Thanks as always to those of you who made a donation in the past 24 hours to pay for the upkeep of this site. Doing these daily updates is a lot of work (although I have help from lots of people, mainly in the form of readers sending me stories and links). If you feel like donating, please click here. And if you want to flag up any stories or links I should include in future updates, email me here. If you want me to link to something, don’t forget to include the HTML code, i.e. a link.
In my monthly column in Spectator USA, I argue that Donald Trump should seek inspiration from an unlikely source in his forthcoming re-election campaign.
To win in November, Trump should seek inspiration from President Alexander Lukashenko, the 65-year-old autocrat who has ruled Belarus since 1994. He trounced his liberal opponent in the presidential election in August with 80 percent of the vote.
I’m not suggesting Trump emulate Lukashenko’s methods. Among other things, the man dubbed ‘Europe’s last dictator’ disqualified his three main political opponents at the beginning of the race, imprisoning two of them. He has never won an election with less than 75 percent of the vote, although none have been found to be free and fair by the Organization for Security and Cooperation in Europe (OSCE), an election monitoring body. His defeated opponent this time round — Svetlana Tikhanovskaya — was initially detained by the authorities, during which she recorded a hostage video conceding defeat, before fleeing the country.
But in one respect, at least, Trump should take a leaf out of Lukashenko’s book. The barrel-chested populist is an unapologetic COVID skeptic. Belarus was one of only two European countries that didn’t impose a full lockdown, Sweden being the other, with Lukashenko urging his fellow citizens to avoid infection by drinking vodka and taking saunas. The Belarusian football league was the only one in Europe not to shut down, providing soccer fans across the continent with a much-needed weekly fix. In May, with Belarus’s COVID death toll still in double digits, Lukashenko congratulated himself on not succumbing to the global panic.
“You see that in the affluent West, unemployment is out of control,” he told supporters at a mass rally. “People are banging on pots. People want to eat. Thank God, we avoided this. We didn’t shut down.”

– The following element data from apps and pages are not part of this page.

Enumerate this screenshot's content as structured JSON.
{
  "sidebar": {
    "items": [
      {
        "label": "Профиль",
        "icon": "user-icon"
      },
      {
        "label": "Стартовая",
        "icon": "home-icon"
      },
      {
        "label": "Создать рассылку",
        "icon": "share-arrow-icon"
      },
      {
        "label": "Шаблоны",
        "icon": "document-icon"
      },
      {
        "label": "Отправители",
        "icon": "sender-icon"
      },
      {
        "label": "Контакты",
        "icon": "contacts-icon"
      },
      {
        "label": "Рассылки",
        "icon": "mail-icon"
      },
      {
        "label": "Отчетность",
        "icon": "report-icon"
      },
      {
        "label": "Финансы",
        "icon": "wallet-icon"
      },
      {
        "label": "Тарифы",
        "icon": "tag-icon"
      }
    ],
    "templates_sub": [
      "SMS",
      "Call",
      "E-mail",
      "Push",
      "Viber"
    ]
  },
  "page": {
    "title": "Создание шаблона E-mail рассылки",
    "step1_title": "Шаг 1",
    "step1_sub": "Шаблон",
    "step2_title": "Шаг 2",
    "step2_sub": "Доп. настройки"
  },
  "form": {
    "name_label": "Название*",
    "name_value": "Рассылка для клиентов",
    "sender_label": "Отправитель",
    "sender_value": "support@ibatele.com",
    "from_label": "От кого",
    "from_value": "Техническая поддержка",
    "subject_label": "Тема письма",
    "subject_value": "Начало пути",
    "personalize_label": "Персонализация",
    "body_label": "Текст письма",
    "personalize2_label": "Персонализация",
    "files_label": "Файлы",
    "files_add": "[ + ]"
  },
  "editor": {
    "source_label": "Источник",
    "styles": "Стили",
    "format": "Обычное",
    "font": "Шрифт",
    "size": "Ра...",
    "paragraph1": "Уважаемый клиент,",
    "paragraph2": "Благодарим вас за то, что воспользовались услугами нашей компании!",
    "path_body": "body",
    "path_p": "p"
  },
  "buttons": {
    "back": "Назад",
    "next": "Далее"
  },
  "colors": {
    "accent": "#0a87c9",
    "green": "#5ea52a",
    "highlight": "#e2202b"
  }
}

This was the rallying cry of Lukashenko’s presidential campaign: that the threat posed by COVID-19 had been wildly exaggerated by his bedwetting opponents and it was thanks to his innate common sense that Belarus was weathering the storm better than other countries. And Trump could make a similar argument. True, he wasn’t able to prevent Democratic governors from imposing severe lockdowns in states like New York, New Jersey, Illinois, Massachusetts and Michigan. But insofar as he was able to stay the hand of Republican governors and use the bully pulpit of the White House to pour scorn on the panicky pronouncements of public health panjandrums, he showed real leadership.
Of course, Joe Biden and Kamala Harris are trying to portray Trump’s handling of the crisis as a catastrophic mistake and pin America’s high COVID death toll on him. But if you look at deaths per capita, the US fares better than Belgium, the UK, Spain, Italy, Peru and Chile. Yes, America’s economy shrunk in the second quarter of 2020, but by just 9.5 percent, the second-lowest contraction in the G7. (The UK figure was 20.4 percent.) Trump can claim, with some justification, that the US has fared better than most during this global pandemic and that he’s entitled to some of the credit.
Worth reading in full.